Tuesday, March 26, 2013

Geographically Speaking

The small and somewhat bizarre selection of non fiction picture books in this area continues to baffle me. There are popular books about the birds of each state and the states as a circus train but there are no outstanding books that tell you what kids really need and want to know.

What would qualify under the want to and need to know category? Well, at first glance practically anything since the majority of kids seem to know next to nothing about geography. Last year I had to threaten a bunch of kids with extra homework if they yelled out, “London” just one more time in response to a question I asked that started with “What country?”

 And yet it’s a subject that in one form or another appeals to many, many kids. For the fact obsessed among us, who love to shout out the name of the biggest state and the lucky travelers who yearn to talk about where they have been and what they ate there.

Given half a chance, many kids also like to mull over an interesting map. Maps are everywhere and with a little nudging they can really appreciate them. They also love to draw them: maps of their bedroom, their neighborhood, and their brains.

What kinds of questions might a valuable geography related book answer? These are some things kids have asked me (for which I’d love some good answers): What’s a state anyway? How did it get to be that shape? What happens in the capital city? What makes this state different than other states and why would I want to visit?

The fact that I recently found a coloring book for 25 cents that does a better job of this than most of the books I’ve searched out in the library speaks volumes about this situation. (The coloring book is called Our United States of America. Coloring and Activity Book and it’s not half bad in terms of giving each state a fact or two and a personality).

I’ve spent an inordinate amount of time trying to find some good books about maps and states and other interesting aspects of geography for the under 12 crowd. I’m still sorting through but I’ve started to build a very small collection of useful material. But I’m still not satisfied and I don’t think kids are either. 


Rosalyn Schanzer said...

This is a great idea, Linda. I put illuminated maps in practically every one of my own books about history, and kids really latch onto them big time. Maps go a very long way toward putting stories from history in context. And besides, they are fun to look at.

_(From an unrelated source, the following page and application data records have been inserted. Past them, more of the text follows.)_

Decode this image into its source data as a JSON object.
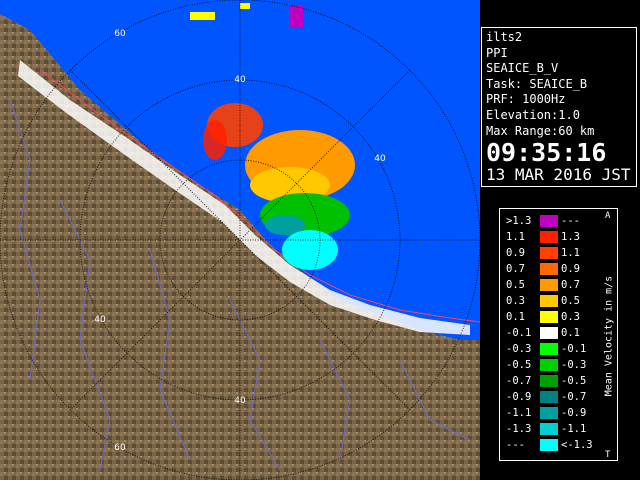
{
  "info": {
    "station": "ilts2",
    "product": "PPI",
    "field": "SEAICE_B_V",
    "task": "Task: SEAICE_B",
    "prf": "PRF: 1000Hz",
    "elevation": "Elevation:1.0",
    "max_range": "Max Range:60 km",
    "time": "09:35:16",
    "date": "13 MAR 2016 JST"
  },
  "range_rings": {
    "labels": [
      "60",
      "40",
      "40",
      "40",
      "40",
      "60"
    ]
  },
  "legend": {
    "title": "Mean Velocity in m/s",
    "top_marker": "A",
    "bottom_marker": "T",
    "bins": [
      {
        "low": ">1.3",
        "high": "---",
        "color": "#c000c0"
      },
      {
        "low": "1.1",
        "high": "1.3",
        "color": "#ff2000"
      },
      {
        "low": "0.9",
        "high": "1.1",
        "color": "#ff4000"
      },
      {
        "low": "0.7",
        "high": "0.9",
        "color": "#ff6a00"
      },
      {
        "low": "0.5",
        "high": "0.7",
        "color": "#ff9a00"
      },
      {
        "low": "0.3",
        "high": "0.5",
        "color": "#ffc800"
      },
      {
        "low": "0.1",
        "high": "0.3",
        "color": "#ffff00"
      },
      {
        "low": "-0.1",
        "high": "0.1",
        "color": "#ffffff"
      },
      {
        "low": "-0.3",
        "high": "-0.1",
        "color": "#00ff00"
      },
      {
        "low": "-0.5",
        "high": "-0.3",
        "color": "#00d000"
      },
      {
        "low": "-0.7",
        "high": "-0.5",
        "color": "#00a000"
      },
      {
        "low": "-0.9",
        "high": "-0.7",
        "color": "#008080"
      },
      {
        "low": "-1.1",
        "high": "-0.9",
        "color": "#00a0a0"
      },
      {
        "low": "-1.3",
        "high": "-1.1",
        "color": "#00d0d0"
      },
      {
        "low": "---",
        "high": "<-1.3",
        "color": "#00ffff"
      }
    ]
  },
  "colors": {
    "sea": "#0055ff",
    "land": "#7a6446",
    "snow": "#ffffff",
    "coast": "#ff4060"
  }
}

Anonymous said...

So true! My fourth grader is completing a unit memorizing the states and capitals. How boring and sad! They have not been taught anything unique or interesting about the states, beyond the list of names and a blank outline of the states.

Ten states at a time, they regurgitate the data on a quiz. Makes me yearn to homeschool!

Unknown said...

Interesting observation, Linda. Two books in my geography series, This Place Is Cold (Alaska) and This Place is Wet (Amazon Rain Forest) have been reissued this winter/spring. Maybe the dearth of material is why my publisher decided to do this.

Sandy Brehl said...

Had to chime in about Vicki's series "This Place Is"- They are superb across many age levels and offer many coss-use benefits: excellent mentor text for second person voice, integrated content about science, ecology, cultures, geography, climate. Best of all, kids LOVE them.

Geo Librarian said...

AMEN! As a geography lover, I'd have to agree with this article hands down. There isn't as much in this area that truly appeals to kids. Hmmm. Maybe I'll have to write some someday.

Alicia said...

As a geographer by training and former teacher, I loved your post. I am constantly writing nonfiction articles about geography for kids -- things like School Lunches Around the World in Kiki magazine, etc. If only I could find a like-minded publisher to share some of my geography-related kids' book manuscripts with, I'd be thrilled. Kids actually love geography but don't get enough exposure to it. Let's keep exploring!

Unknown said...

My picture book Celebrate the 50 States has been in print for quite a while, which must mean something these days! It has brief portraits of each state plus D.C. and U.S. territories with maps, state bird and flower, distinctive facts about each state, and a trivia question that's answered in the back. Just FYI!